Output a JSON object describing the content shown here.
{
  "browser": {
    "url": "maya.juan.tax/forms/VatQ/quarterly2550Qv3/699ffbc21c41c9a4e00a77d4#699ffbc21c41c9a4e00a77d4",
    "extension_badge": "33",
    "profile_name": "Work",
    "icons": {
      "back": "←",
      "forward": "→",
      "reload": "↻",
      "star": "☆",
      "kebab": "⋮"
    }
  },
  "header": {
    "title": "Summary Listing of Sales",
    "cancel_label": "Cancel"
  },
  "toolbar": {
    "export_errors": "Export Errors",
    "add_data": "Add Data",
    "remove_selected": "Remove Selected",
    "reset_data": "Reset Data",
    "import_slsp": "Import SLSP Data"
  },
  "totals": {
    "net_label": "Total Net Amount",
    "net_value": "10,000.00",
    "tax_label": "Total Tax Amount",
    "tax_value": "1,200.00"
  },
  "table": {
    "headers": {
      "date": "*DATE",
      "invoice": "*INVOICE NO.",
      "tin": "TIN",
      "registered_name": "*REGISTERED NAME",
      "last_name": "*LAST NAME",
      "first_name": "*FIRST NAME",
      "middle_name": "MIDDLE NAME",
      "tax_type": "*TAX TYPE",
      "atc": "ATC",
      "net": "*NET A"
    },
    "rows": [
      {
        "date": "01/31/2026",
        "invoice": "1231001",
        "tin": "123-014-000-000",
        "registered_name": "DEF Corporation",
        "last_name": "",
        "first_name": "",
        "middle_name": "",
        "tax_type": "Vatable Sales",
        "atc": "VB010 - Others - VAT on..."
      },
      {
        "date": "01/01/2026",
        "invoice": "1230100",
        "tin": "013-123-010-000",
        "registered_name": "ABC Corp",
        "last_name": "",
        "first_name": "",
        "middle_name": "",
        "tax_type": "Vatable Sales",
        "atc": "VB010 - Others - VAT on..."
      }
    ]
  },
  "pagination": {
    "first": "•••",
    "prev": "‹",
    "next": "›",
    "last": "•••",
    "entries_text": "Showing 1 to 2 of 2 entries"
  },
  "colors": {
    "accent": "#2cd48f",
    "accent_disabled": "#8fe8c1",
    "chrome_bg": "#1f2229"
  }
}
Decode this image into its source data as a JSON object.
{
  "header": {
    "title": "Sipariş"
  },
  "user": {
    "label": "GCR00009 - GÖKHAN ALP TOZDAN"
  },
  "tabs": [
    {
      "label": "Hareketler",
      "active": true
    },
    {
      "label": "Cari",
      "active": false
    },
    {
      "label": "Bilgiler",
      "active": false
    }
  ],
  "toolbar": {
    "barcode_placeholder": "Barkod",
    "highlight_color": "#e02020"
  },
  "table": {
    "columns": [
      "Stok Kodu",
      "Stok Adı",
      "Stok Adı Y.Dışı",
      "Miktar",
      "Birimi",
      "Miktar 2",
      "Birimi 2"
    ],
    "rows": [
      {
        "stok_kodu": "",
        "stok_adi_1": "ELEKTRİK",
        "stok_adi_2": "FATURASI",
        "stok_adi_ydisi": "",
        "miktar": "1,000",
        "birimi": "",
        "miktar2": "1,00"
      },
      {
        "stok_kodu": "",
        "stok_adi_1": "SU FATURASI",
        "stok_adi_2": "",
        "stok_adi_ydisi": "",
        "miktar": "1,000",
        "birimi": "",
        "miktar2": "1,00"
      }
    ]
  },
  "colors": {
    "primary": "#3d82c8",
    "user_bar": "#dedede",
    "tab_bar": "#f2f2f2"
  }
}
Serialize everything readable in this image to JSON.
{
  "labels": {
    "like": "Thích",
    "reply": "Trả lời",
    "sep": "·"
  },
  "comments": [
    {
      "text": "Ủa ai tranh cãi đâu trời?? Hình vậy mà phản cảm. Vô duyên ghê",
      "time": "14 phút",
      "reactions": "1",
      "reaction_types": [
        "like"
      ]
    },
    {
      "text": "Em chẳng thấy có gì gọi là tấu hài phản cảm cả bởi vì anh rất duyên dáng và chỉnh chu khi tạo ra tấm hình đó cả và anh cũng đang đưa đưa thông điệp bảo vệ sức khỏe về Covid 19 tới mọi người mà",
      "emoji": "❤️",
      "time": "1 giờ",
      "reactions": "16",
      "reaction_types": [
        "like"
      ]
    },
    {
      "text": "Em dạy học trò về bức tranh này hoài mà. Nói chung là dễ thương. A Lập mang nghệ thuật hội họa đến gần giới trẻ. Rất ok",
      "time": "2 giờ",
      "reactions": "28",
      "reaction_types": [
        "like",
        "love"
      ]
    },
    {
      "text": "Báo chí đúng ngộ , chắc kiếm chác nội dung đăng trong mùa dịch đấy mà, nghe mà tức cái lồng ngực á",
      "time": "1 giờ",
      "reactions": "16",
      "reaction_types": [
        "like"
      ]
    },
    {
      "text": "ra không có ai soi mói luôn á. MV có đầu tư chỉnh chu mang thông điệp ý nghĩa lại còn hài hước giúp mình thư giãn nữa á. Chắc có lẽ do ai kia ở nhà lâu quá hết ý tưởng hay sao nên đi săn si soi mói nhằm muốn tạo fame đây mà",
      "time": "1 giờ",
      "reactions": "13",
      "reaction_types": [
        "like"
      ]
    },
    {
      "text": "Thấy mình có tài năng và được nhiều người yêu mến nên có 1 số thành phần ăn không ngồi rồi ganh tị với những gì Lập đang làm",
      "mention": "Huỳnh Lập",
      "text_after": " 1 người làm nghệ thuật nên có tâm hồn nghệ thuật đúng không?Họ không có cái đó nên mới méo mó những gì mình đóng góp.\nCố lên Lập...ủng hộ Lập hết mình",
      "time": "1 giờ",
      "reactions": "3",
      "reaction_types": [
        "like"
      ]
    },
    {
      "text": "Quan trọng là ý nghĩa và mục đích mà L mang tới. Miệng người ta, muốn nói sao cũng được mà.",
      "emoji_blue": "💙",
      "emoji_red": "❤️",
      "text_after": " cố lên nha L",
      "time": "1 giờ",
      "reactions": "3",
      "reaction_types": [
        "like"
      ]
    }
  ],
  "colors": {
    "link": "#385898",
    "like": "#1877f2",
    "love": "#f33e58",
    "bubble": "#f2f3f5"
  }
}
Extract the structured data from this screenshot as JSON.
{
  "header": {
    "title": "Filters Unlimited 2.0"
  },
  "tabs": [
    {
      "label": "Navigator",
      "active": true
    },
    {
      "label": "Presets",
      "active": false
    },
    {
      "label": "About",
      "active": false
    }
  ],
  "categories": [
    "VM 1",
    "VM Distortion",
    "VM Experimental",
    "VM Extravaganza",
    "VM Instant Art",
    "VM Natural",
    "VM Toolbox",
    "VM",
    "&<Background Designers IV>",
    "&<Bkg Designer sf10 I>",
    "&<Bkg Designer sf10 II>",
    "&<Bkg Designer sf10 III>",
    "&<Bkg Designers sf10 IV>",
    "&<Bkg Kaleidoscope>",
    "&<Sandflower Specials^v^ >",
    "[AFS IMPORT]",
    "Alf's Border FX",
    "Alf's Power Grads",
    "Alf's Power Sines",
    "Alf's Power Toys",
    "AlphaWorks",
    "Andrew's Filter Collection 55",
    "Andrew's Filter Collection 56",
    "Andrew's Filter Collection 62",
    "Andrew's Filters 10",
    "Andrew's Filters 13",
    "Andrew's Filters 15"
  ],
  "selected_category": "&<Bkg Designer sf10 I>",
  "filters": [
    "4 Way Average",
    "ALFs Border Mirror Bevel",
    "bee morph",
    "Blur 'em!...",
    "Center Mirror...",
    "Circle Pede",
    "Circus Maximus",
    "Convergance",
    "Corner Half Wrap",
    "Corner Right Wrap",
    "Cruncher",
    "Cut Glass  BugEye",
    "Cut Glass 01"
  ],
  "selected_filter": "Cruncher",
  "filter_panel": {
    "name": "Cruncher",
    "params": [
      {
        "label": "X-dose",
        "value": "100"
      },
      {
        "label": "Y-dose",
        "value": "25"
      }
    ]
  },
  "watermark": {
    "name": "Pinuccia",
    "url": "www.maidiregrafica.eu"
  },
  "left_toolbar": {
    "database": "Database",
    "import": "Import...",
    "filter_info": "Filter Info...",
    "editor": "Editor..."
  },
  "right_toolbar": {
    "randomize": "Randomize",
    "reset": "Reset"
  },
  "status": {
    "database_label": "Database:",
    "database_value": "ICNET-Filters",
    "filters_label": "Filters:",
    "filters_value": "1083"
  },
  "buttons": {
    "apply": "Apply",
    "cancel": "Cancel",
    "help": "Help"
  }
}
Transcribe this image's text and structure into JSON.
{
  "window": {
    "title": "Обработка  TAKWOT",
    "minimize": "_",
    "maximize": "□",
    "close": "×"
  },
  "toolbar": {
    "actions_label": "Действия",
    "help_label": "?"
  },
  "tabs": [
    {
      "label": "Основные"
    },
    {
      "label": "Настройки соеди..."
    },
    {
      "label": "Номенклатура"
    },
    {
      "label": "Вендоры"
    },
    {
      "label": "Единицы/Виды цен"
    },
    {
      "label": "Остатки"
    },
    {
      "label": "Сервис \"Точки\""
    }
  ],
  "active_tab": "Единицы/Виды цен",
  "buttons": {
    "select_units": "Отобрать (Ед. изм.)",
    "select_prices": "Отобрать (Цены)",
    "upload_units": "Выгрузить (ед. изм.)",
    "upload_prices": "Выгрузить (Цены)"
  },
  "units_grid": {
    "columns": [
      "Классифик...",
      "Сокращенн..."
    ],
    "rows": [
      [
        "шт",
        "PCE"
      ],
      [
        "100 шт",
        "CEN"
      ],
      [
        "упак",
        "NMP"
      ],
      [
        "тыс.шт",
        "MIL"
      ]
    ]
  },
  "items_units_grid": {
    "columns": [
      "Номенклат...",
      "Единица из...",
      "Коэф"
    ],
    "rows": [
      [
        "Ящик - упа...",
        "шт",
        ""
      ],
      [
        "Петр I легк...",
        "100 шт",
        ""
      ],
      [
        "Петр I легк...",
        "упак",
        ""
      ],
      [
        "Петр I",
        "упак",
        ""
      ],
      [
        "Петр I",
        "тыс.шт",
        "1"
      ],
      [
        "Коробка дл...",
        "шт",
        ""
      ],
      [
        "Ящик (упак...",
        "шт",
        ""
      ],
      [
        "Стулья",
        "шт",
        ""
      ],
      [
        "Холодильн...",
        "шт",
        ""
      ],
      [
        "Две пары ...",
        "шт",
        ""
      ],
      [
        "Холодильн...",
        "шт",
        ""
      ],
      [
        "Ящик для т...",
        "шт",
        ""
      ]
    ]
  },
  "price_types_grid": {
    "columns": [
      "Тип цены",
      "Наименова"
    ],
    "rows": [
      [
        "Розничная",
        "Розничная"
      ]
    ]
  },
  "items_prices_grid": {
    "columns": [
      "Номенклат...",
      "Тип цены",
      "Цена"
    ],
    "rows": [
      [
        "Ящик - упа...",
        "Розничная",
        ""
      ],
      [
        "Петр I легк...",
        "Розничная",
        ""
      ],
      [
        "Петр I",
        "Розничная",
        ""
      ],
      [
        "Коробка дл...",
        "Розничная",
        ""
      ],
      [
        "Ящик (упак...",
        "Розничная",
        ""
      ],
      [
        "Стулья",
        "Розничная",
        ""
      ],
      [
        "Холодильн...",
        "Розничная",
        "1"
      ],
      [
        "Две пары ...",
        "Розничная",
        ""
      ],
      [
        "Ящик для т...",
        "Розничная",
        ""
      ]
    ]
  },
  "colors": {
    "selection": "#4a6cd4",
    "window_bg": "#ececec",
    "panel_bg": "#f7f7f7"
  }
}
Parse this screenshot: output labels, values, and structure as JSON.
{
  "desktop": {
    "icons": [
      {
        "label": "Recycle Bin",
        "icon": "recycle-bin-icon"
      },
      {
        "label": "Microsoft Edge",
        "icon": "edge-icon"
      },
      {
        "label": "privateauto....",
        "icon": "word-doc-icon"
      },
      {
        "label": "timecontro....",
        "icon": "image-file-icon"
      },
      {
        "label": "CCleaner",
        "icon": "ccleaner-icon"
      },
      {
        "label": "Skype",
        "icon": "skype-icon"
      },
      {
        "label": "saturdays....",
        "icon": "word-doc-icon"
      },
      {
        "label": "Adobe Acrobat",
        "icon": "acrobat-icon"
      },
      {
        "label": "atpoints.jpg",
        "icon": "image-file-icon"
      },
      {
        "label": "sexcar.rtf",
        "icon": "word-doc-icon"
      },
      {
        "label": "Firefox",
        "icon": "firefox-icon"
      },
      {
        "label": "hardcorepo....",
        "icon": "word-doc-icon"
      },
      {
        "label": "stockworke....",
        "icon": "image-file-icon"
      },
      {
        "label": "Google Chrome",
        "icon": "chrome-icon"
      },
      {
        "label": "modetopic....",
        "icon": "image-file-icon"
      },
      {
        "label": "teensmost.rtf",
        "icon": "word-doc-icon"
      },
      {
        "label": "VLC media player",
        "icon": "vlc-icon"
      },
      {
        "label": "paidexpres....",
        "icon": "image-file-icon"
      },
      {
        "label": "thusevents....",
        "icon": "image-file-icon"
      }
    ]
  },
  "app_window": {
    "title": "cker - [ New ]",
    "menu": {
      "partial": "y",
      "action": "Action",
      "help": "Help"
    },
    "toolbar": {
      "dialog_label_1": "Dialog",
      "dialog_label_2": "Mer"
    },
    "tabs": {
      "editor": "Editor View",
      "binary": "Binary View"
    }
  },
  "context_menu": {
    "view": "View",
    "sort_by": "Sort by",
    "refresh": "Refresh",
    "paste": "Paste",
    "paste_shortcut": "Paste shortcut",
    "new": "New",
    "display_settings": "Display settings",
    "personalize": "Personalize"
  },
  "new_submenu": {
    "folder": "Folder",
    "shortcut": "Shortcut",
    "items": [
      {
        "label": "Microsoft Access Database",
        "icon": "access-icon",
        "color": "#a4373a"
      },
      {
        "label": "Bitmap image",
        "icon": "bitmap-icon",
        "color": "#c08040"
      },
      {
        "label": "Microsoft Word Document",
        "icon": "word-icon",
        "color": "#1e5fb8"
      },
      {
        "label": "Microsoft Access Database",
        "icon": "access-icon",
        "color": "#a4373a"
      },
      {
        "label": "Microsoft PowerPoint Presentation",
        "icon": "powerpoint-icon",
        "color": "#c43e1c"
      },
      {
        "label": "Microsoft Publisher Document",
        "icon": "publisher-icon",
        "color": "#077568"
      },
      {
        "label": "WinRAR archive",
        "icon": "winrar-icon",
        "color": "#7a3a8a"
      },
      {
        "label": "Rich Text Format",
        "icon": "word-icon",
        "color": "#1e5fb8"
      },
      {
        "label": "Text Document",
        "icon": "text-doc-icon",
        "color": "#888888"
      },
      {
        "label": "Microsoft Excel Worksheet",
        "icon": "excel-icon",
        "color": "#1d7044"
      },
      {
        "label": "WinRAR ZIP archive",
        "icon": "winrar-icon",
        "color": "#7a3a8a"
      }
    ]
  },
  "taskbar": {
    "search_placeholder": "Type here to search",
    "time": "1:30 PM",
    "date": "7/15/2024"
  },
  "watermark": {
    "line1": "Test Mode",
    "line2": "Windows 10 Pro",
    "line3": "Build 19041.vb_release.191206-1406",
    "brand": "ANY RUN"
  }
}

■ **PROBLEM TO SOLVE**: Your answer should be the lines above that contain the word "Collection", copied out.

■ **ANSWER TO THIS PROBLEM**:
    "Andrew's Filter Collection 55",
    "Andrew's Filter Collection 56",
    "Andrew's Filter Collection 62",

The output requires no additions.